Web page and app entries

---*---

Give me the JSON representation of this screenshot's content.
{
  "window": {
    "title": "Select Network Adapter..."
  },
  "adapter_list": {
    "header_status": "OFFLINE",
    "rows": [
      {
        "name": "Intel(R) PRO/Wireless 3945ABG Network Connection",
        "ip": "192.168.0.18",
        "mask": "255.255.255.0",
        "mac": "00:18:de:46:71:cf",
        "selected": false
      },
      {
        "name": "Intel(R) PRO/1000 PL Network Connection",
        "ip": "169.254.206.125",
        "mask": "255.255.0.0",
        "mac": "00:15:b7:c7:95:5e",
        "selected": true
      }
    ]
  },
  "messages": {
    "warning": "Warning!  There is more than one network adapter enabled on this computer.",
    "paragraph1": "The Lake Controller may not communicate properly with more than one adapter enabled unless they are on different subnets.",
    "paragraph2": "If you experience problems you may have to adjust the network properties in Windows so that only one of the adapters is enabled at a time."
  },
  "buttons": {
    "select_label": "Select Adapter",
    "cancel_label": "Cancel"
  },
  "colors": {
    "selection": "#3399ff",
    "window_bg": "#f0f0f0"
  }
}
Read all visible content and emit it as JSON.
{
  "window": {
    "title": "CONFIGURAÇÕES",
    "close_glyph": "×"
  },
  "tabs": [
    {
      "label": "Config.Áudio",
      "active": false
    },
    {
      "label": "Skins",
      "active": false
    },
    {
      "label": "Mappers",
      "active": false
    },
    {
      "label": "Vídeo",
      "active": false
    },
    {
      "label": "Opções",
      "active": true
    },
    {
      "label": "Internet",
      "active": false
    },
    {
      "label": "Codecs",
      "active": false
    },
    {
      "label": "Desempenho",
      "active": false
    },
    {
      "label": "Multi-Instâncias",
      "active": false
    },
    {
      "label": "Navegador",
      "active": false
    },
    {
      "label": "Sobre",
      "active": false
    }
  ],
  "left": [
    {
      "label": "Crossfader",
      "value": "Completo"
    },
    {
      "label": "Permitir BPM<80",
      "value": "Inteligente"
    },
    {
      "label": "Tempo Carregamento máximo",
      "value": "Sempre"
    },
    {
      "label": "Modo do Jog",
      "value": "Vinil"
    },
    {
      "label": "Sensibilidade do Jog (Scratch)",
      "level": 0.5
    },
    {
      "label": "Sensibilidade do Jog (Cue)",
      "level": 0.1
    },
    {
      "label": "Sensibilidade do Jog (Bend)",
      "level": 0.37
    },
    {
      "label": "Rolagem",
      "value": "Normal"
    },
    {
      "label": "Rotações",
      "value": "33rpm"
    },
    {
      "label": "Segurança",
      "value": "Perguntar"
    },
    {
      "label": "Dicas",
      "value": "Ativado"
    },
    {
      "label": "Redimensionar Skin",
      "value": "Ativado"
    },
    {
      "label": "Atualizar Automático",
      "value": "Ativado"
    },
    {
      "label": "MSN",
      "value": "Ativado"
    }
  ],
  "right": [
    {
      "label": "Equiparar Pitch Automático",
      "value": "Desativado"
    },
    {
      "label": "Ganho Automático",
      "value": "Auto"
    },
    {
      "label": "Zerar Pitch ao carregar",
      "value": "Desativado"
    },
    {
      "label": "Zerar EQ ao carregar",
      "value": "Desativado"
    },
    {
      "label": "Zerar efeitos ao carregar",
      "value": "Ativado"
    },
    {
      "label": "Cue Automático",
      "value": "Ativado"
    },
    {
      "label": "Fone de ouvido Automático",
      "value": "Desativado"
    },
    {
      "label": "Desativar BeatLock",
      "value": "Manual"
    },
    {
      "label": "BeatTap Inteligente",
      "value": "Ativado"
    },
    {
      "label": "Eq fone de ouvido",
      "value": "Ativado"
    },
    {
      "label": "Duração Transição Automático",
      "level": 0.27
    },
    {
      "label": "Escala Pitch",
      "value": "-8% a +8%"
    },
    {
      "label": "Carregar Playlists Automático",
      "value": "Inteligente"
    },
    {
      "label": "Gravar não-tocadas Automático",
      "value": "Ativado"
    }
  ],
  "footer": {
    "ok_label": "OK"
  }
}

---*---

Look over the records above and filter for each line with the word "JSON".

Give me the JSON representation of this screenshot's content.
Read all visible content and emit it as JSON.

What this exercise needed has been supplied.